Lamb, live sheep before the age of one year and the flesh of such an animal. Mutton refers to the flesh of the mature ram or ewe at least one year old; the meat of sheep between 12 and 20 months old may be called yearling mutton. The meat of sheep 6 to 10 weeks old is usually sold as baby lamb, and spring lamb is from sheep of age five to six months.
- Lamb vs Sheep: Size
Lambs are smaller than adult sheep, weighing 5-10 pounds at birth.
The largest sheep species is the endangered argali from Mongolia, weighing up to 700+ pounds.
- Lamb vs Sheep: Coat
Lamb’s wool is softer and finer than sheep’s, making it popular for sweaters and blankets.
Lambs are first sheared at around 6 months of age.
- Lamb vs Sheep: Horns

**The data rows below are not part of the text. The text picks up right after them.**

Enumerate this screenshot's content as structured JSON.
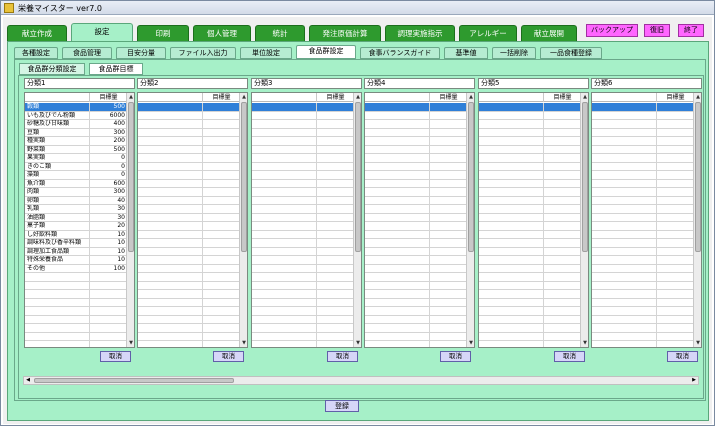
{
  "window": {
    "title": "栄養マイスター ver7.0"
  },
  "main_tabs": [
    {
      "label": "献立作成"
    },
    {
      "label": "設定"
    },
    {
      "label": "印刷"
    },
    {
      "label": "個人管理"
    },
    {
      "label": "統計"
    },
    {
      "label": "発注原価計算"
    },
    {
      "label": "調理実施指示"
    },
    {
      "label": "アレルギー"
    },
    {
      "label": "献立展開"
    }
  ],
  "top_buttons": {
    "backup": "バックアップ",
    "restore": "復旧",
    "exit": "終了"
  },
  "sub_tabs": [
    {
      "label": "各種設定"
    },
    {
      "label": "食品管理"
    },
    {
      "label": "目安分量"
    },
    {
      "label": "ファイル入出力"
    },
    {
      "label": "単位設定"
    },
    {
      "label": "食品群設定"
    },
    {
      "label": "食事バランスガイド"
    },
    {
      "label": "基準値"
    },
    {
      "label": "一括削除"
    },
    {
      "label": "一品食種登録"
    }
  ],
  "inner_tabs": [
    {
      "label": "食品群分類設定"
    },
    {
      "label": "食品群目標"
    }
  ],
  "groups": [
    {
      "label": "分類1",
      "col_header": "目標量",
      "cancel": "取消",
      "rows": [
        {
          "name": "穀類",
          "value": "500"
        },
        {
          "name": "いも及びでん粉類",
          "value": "6000"
        },
        {
          "name": "砂糖及び甘味類",
          "value": "400"
        },
        {
          "name": "豆類",
          "value": "300"
        },
        {
          "name": "種実類",
          "value": "200"
        },
        {
          "name": "野菜類",
          "value": "500"
        },
        {
          "name": "果実類",
          "value": "0"
        },
        {
          "name": "きのこ類",
          "value": "0"
        },
        {
          "name": "藻類",
          "value": "0"
        },
        {
          "name": "魚介類",
          "value": "600"
        },
        {
          "name": "肉類",
          "value": "300"
        },
        {
          "name": "卵類",
          "value": "40"
        },
        {
          "name": "乳類",
          "value": "30"
        },
        {
          "name": "油脂類",
          "value": "30"
        },
        {
          "name": "菓子類",
          "value": "20"
        },
        {
          "name": "し好飲料類",
          "value": "10"
        },
        {
          "name": "調味料及び香辛料類",
          "value": "10"
        },
        {
          "name": "調理加工食品類",
          "value": "10"
        },
        {
          "name": "特殊栄養食品",
          "value": "10"
        },
        {
          "name": "その他",
          "value": "100"
        }
      ]
    },
    {
      "label": "分類2",
      "col_header": "目標量",
      "cancel": "取消",
      "rows": []
    },
    {
      "label": "分類3",
      "col_header": "目標量",
      "cancel": "取消",
      "rows": []
    },
    {
      "label": "分類4",
      "col_header": "目標量",
      "cancel": "取消",
      "rows": []
    },
    {
      "label": "分類5",
      "col_header": "目標量",
      "cancel": "取消",
      "rows": []
    },
    {
      "label": "分類6",
      "col_header": "目標量",
      "cancel": "取消",
      "rows": []
    }
  ],
  "register_button": "登録",
  "colors": {
    "accent_green": "#2e9a2e",
    "panel": "#a6f0c8",
    "pink_button": "#ff66ff",
    "selection": "#2f7fd8"
  }
}
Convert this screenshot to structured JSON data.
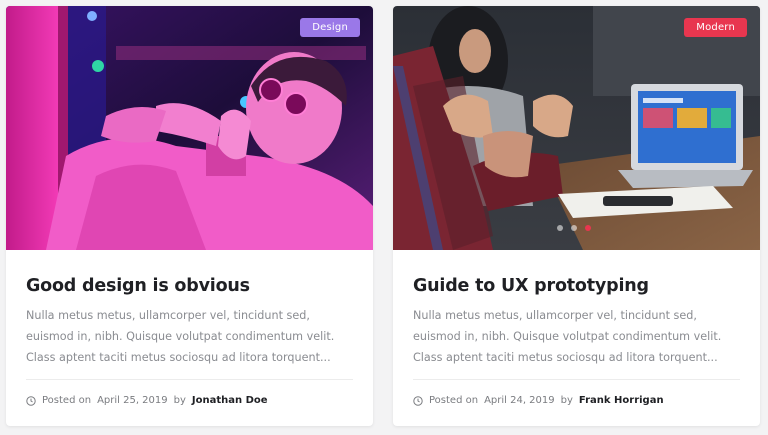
{
  "cards": [
    {
      "badge": "Design",
      "badge_color": "#9a78e8",
      "title": "Good design is obvious",
      "excerpt": "Nulla metus metus, ullamcorper vel, tincidunt sed, euismod in, nibh. Quisque volutpat condimentum velit. Class aptent taciti metus sociosqu ad litora torquent...",
      "posted_label": "Posted on",
      "date": "April 25, 2019",
      "by_label": "by",
      "author": "Jonathan Doe",
      "image_icon": "portrait-photo"
    },
    {
      "badge": "Modern",
      "badge_color": "#e8364f",
      "title": "Guide to UX prototyping",
      "excerpt": "Nulla metus metus, ullamcorper vel, tincidunt sed, euismod in, nibh. Quisque volutpat condimentum velit. Class aptent taciti metus sociosqu ad litora torquent...",
      "posted_label": "Posted on",
      "date": "April 24, 2019",
      "by_label": "by",
      "author": "Frank Horrigan",
      "image_icon": "meeting-laptop-photo",
      "slider_dots": 3,
      "slider_active": 2
    }
  ]
}
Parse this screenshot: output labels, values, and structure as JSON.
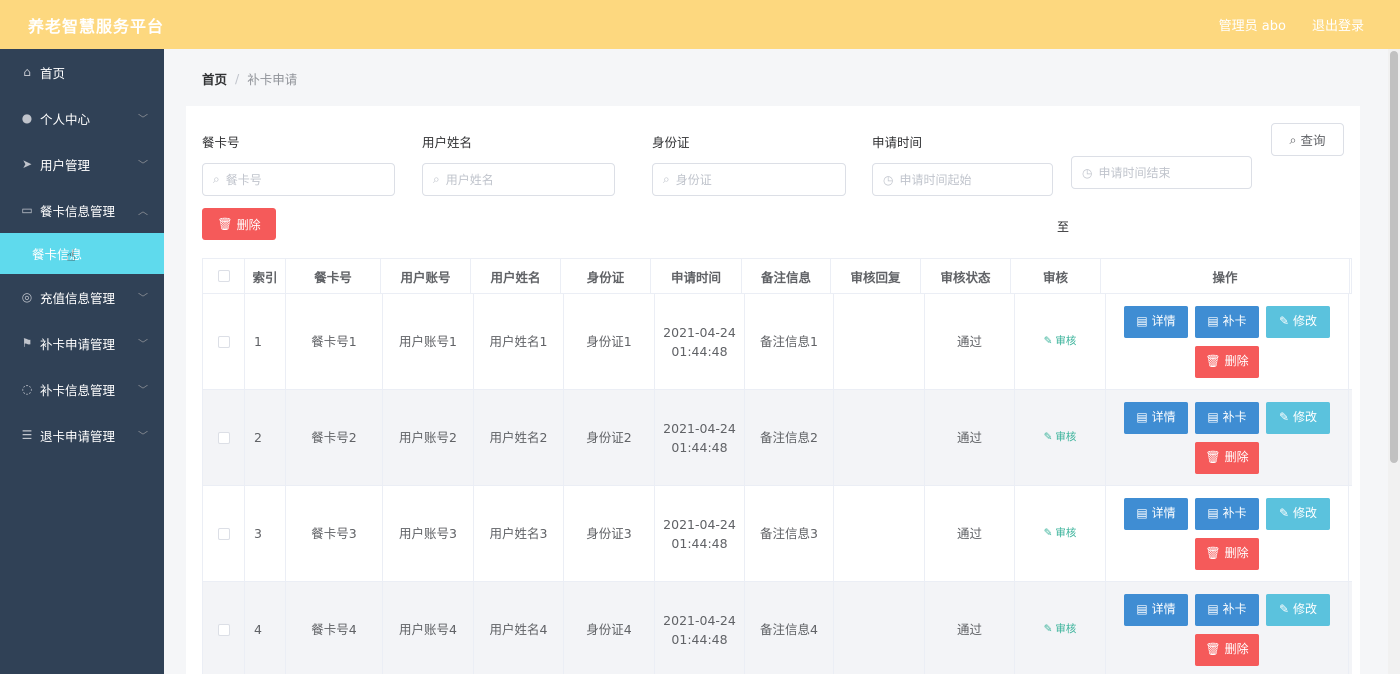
{
  "header": {
    "title": "养老智慧服务平台",
    "user": "管理员 abo",
    "logout": "退出登录"
  },
  "sidebar": {
    "items": [
      {
        "label": "首页",
        "icon": "home-icon",
        "glyph": "⌂",
        "arrow": false
      },
      {
        "label": "个人中心",
        "icon": "user-icon",
        "glyph": "●",
        "arrow": true
      },
      {
        "label": "用户管理",
        "icon": "send-icon",
        "glyph": "➤",
        "arrow": true
      },
      {
        "label": "餐卡信息管理",
        "icon": "card-icon",
        "glyph": "▭",
        "arrow": true,
        "open": true
      },
      {
        "label": "充值信息管理",
        "icon": "compass-icon",
        "glyph": "◎",
        "arrow": true
      },
      {
        "label": "补卡申请管理",
        "icon": "flag-icon",
        "glyph": "⚑",
        "arrow": true
      },
      {
        "label": "补卡信息管理",
        "icon": "aperture-icon",
        "glyph": "◌",
        "arrow": true
      },
      {
        "label": "退卡申请管理",
        "icon": "sliders-icon",
        "glyph": "☰",
        "arrow": true
      }
    ],
    "sub_item": "餐卡信息"
  },
  "breadcrumb": {
    "home": "首页",
    "sep": "/",
    "current": "补卡申请"
  },
  "filters": {
    "card_no": {
      "label": "餐卡号",
      "placeholder": "餐卡号"
    },
    "user_name": {
      "label": "用户姓名",
      "placeholder": "用户姓名"
    },
    "id_card": {
      "label": "身份证",
      "placeholder": "身份证"
    },
    "apply_time": {
      "label": "申请时间",
      "start_placeholder": "申请时间起始",
      "end_placeholder": "申请时间结束",
      "to": "至"
    },
    "query": "查询",
    "delete": "删除"
  },
  "table": {
    "headers": [
      "索引",
      "餐卡号",
      "用户账号",
      "用户姓名",
      "身份证",
      "申请时间",
      "备注信息",
      "审核回复",
      "审核状态",
      "审核",
      "操作"
    ],
    "rows": [
      {
        "index": "1",
        "card_no": "餐卡号1",
        "account": "用户账号1",
        "name": "用户姓名1",
        "id_card": "身份证1",
        "date": "2021-04-24",
        "time": "01:44:48",
        "remark": "备注信息1",
        "reply": "",
        "status": "通过"
      },
      {
        "index": "2",
        "card_no": "餐卡号2",
        "account": "用户账号2",
        "name": "用户姓名2",
        "id_card": "身份证2",
        "date": "2021-04-24",
        "time": "01:44:48",
        "remark": "备注信息2",
        "reply": "",
        "status": "通过"
      },
      {
        "index": "3",
        "card_no": "餐卡号3",
        "account": "用户账号3",
        "name": "用户姓名3",
        "id_card": "身份证3",
        "date": "2021-04-24",
        "time": "01:44:48",
        "remark": "备注信息3",
        "reply": "",
        "status": "通过"
      },
      {
        "index": "4",
        "card_no": "餐卡号4",
        "account": "用户账号4",
        "name": "用户姓名4",
        "id_card": "身份证4",
        "date": "2021-04-24",
        "time": "01:44:48",
        "remark": "备注信息4",
        "reply": "",
        "status": "通过"
      }
    ],
    "audit_label": "审核",
    "actions": {
      "detail": "详情",
      "reissue": "补卡",
      "edit": "修改",
      "delete": "删除"
    }
  }
}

Most lambs don’t have horns; males might have small bumps resembling horns.
- Lamb vs Sheep: Diet
Lambs drink ewe milk initially, then transition to a diet of grasses, flowers, and legumes.
- Lamb vs Sheep: Sociability
Lambs stay close to their family initially; domestic sheep are social, while wild sheep are more solitary.
The primary lamb- and mutton-consuming countries (on a per capita basis) are New Zealand, Australia, Greece, Uruguay, and Ireland. The leg, saddle (upper back portion of the carcass from last rib to legs), and shoulder, although they contain higher proportions of bone to meat, are considered the finest cuts by some cooks.
In the United States popular cuts include individual chops from the ribs or loin, the leg, and the so-called crown roast, made by forming the rib section, or rack, into a circle. A regional specialty, virtually unknown outside of the state of Kentucky, is barbecued mutton. Curried mutton, served with rice, is a favourite dish of Jamaicans.